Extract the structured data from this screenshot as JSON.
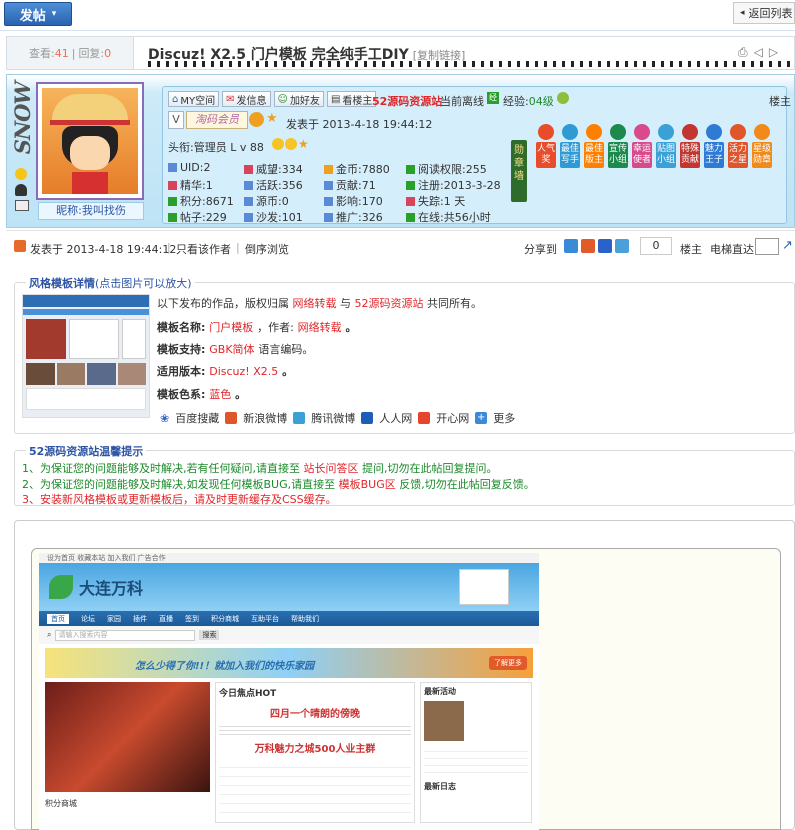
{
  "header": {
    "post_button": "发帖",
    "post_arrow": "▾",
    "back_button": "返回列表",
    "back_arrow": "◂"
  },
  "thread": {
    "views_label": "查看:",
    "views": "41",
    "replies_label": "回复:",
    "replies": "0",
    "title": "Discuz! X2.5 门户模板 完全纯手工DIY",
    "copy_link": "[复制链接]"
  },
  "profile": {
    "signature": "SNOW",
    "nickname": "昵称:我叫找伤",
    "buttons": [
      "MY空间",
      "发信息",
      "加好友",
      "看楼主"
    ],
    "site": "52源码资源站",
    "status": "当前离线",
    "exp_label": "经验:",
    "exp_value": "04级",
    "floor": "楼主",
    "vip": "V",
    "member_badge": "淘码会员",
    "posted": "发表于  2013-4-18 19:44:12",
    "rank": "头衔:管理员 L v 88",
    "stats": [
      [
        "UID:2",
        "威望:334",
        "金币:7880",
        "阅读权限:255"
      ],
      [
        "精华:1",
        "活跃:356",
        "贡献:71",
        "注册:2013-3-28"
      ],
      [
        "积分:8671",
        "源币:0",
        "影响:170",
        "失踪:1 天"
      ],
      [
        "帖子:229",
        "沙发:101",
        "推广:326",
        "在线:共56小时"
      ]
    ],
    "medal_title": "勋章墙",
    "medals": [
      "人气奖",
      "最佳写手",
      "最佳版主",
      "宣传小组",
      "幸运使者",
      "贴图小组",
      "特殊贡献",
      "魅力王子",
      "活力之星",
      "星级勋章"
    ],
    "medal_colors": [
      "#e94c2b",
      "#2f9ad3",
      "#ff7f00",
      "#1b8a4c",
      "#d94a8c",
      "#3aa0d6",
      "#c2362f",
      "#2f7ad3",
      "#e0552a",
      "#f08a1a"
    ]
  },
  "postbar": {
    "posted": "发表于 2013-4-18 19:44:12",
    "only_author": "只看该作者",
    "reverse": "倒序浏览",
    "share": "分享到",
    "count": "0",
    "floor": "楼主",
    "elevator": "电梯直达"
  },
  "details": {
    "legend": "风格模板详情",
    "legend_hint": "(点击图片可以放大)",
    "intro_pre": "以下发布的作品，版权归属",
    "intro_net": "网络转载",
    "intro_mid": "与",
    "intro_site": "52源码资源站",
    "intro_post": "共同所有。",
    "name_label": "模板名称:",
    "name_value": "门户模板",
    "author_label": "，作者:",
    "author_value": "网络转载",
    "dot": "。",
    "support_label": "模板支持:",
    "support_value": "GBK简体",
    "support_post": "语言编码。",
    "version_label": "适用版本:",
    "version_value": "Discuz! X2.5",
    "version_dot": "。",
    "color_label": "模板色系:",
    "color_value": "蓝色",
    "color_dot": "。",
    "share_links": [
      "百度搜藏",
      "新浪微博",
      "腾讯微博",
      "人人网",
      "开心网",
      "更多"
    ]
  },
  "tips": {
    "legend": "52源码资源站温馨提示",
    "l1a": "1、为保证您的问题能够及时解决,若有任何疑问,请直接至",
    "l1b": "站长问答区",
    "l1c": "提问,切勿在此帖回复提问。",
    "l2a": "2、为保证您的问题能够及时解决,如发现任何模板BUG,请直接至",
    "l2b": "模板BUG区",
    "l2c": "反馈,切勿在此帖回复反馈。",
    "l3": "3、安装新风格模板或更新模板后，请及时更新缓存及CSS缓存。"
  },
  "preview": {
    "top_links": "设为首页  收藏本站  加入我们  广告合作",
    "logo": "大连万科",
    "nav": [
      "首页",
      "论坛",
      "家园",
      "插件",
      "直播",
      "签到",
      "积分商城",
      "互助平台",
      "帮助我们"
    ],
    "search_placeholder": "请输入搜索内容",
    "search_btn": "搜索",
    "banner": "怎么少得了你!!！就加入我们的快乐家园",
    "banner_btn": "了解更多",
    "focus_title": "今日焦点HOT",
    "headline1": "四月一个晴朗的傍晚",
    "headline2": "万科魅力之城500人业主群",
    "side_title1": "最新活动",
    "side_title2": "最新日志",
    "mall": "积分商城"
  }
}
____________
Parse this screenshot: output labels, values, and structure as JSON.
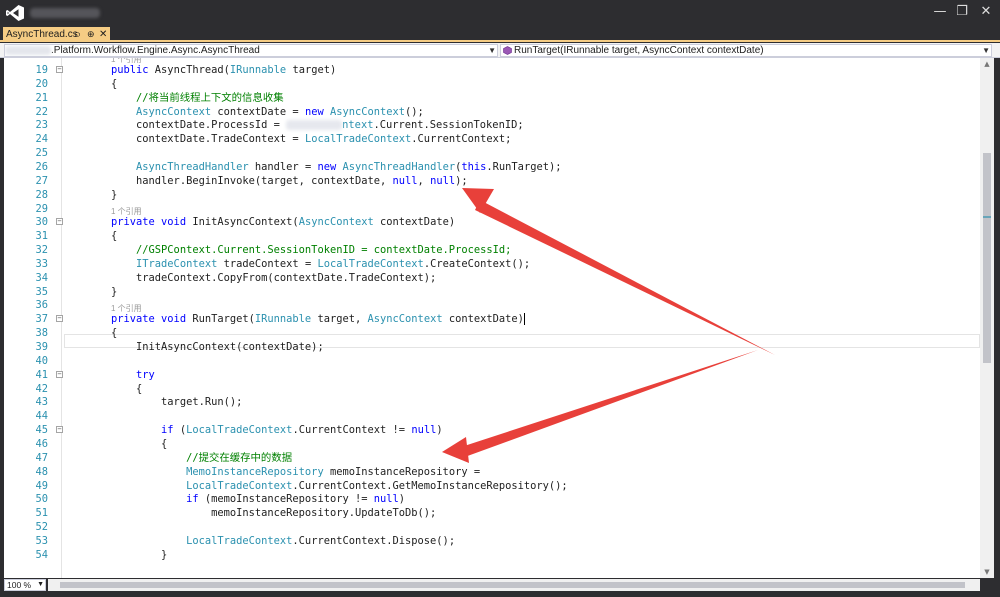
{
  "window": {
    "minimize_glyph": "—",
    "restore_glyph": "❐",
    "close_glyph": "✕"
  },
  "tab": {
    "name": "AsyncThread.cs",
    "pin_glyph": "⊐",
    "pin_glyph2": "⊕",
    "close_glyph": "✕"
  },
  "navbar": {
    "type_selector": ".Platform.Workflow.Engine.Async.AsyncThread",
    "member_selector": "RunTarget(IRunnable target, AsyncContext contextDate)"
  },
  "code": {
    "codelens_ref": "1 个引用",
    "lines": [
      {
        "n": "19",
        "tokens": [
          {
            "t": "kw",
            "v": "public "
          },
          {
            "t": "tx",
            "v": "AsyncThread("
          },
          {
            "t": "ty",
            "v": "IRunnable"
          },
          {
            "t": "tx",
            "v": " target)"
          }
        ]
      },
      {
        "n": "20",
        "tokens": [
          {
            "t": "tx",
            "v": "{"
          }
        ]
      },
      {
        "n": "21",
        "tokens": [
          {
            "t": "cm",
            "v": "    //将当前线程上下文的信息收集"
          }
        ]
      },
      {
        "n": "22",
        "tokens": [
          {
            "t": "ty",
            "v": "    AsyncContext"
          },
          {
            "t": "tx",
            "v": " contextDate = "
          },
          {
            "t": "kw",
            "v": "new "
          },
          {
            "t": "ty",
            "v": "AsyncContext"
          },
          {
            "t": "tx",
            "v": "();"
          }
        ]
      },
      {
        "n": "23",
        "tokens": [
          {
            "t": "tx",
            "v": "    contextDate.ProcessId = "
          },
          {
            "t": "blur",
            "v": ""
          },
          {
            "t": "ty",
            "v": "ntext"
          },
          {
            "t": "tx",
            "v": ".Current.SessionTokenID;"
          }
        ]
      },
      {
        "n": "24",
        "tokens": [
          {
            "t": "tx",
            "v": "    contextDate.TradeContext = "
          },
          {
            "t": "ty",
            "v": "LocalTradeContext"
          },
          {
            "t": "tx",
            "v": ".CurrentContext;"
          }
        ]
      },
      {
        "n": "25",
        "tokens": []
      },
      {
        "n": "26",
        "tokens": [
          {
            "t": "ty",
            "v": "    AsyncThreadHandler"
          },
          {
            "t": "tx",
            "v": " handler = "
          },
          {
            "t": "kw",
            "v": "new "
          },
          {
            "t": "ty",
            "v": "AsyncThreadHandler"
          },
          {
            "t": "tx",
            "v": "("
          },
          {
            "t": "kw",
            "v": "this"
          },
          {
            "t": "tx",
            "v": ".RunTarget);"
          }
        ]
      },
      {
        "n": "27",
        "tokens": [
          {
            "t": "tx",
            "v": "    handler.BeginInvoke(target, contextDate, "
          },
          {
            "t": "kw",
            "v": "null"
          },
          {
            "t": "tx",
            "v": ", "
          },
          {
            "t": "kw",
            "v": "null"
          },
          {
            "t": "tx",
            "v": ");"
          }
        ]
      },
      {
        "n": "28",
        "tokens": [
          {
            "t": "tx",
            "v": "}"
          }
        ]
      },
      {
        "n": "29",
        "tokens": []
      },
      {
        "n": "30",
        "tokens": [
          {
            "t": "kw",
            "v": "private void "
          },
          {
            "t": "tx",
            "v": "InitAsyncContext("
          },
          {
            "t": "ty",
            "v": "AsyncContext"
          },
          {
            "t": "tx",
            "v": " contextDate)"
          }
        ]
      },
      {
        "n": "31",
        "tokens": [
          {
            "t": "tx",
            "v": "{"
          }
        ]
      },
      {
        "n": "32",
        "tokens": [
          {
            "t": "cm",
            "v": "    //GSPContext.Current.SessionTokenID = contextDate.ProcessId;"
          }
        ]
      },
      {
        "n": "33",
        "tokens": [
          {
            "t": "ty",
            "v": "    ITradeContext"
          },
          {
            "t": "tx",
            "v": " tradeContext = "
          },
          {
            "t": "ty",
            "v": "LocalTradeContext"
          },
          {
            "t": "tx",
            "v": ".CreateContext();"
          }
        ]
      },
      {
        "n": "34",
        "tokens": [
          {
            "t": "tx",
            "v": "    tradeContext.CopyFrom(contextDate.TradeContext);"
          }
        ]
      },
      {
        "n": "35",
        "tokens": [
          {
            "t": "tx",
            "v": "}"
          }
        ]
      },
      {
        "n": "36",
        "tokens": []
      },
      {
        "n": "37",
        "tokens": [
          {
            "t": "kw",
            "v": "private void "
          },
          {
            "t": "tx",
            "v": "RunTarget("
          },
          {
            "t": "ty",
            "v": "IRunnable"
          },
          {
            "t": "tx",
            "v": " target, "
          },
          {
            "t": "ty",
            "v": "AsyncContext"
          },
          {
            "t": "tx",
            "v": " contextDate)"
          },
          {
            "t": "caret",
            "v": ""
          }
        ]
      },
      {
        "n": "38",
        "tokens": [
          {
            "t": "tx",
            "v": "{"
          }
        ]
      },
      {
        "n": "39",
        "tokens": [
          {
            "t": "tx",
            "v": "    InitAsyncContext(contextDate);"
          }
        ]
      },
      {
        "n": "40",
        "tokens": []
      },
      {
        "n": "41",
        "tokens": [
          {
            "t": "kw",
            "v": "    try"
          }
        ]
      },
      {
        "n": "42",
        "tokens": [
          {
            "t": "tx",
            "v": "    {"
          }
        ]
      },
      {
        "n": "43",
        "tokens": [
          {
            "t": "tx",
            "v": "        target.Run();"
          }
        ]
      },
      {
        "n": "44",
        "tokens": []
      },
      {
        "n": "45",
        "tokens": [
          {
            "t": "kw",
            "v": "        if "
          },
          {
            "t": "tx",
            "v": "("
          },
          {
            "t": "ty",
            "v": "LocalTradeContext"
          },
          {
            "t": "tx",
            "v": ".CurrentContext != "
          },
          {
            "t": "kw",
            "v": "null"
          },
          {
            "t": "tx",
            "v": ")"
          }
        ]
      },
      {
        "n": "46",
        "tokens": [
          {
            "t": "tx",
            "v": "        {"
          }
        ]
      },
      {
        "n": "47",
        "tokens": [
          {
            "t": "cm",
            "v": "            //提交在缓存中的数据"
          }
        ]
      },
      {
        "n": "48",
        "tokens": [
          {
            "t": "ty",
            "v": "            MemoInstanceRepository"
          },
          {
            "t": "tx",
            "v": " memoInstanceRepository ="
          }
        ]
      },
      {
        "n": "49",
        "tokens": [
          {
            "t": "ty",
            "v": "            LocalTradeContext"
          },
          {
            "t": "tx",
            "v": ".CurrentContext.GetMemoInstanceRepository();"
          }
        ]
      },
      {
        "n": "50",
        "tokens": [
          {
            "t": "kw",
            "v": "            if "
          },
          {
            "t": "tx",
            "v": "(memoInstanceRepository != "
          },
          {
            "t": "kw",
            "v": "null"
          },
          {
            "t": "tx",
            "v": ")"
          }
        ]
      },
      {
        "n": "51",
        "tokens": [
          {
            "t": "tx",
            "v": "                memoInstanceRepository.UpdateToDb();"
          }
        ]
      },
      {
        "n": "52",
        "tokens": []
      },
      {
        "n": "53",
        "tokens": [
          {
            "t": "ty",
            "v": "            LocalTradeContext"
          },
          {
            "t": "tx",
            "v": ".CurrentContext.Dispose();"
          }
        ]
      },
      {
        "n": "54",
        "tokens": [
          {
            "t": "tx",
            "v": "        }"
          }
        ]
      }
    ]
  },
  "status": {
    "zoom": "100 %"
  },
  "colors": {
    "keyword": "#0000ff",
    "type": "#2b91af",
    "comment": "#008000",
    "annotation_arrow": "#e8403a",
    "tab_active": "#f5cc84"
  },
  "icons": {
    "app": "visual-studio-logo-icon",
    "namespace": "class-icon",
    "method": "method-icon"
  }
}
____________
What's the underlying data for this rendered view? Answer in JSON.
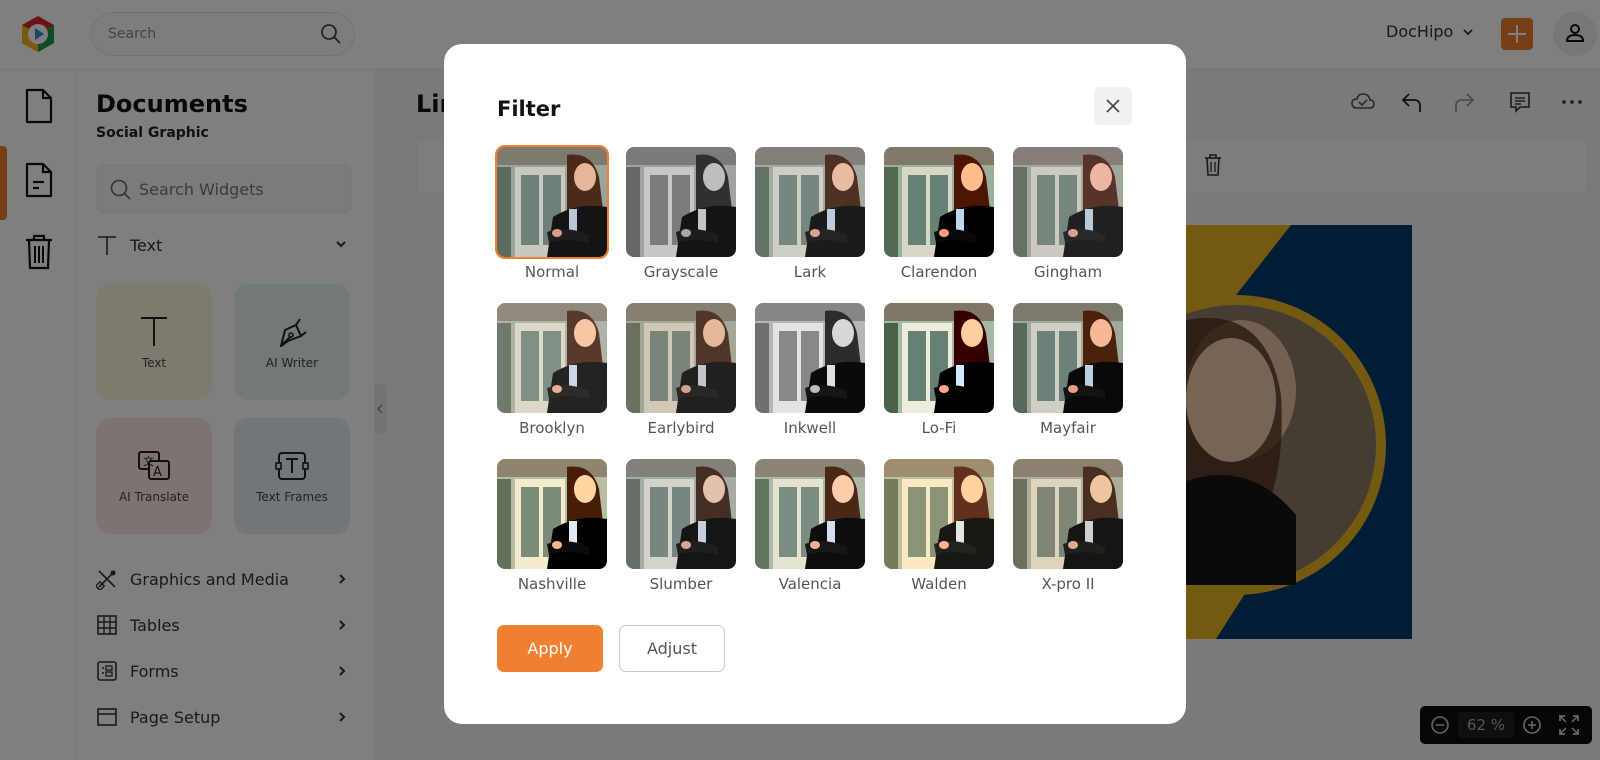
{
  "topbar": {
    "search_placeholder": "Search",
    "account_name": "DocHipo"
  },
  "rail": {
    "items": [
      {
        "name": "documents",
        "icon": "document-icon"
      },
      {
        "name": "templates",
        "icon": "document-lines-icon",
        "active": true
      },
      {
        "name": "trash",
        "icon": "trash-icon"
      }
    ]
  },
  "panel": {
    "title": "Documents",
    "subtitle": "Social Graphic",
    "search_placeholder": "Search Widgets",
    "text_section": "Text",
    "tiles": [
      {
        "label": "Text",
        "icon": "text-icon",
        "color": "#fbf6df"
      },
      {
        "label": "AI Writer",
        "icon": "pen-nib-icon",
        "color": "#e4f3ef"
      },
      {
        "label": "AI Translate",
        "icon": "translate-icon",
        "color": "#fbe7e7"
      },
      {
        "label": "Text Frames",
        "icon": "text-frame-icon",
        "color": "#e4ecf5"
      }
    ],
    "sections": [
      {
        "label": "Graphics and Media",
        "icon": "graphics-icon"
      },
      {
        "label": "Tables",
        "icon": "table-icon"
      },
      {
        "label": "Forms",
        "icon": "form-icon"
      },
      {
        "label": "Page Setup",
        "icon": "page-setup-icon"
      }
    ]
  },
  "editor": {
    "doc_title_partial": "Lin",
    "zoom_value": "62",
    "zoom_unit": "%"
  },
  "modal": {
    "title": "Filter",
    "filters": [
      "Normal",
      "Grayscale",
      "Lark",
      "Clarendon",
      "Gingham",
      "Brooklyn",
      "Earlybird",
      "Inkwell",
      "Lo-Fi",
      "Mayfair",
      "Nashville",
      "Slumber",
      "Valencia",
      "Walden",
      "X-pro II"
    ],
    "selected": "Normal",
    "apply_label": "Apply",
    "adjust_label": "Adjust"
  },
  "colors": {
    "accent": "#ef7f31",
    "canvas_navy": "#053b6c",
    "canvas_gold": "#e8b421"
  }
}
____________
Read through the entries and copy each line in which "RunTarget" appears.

EXERCISE RESPONSE:
    "member_selector": "RunTarget(IRunnable target, AsyncContext contextDate)"
            "v": ".RunTarget);"
            "v": "RunTarget("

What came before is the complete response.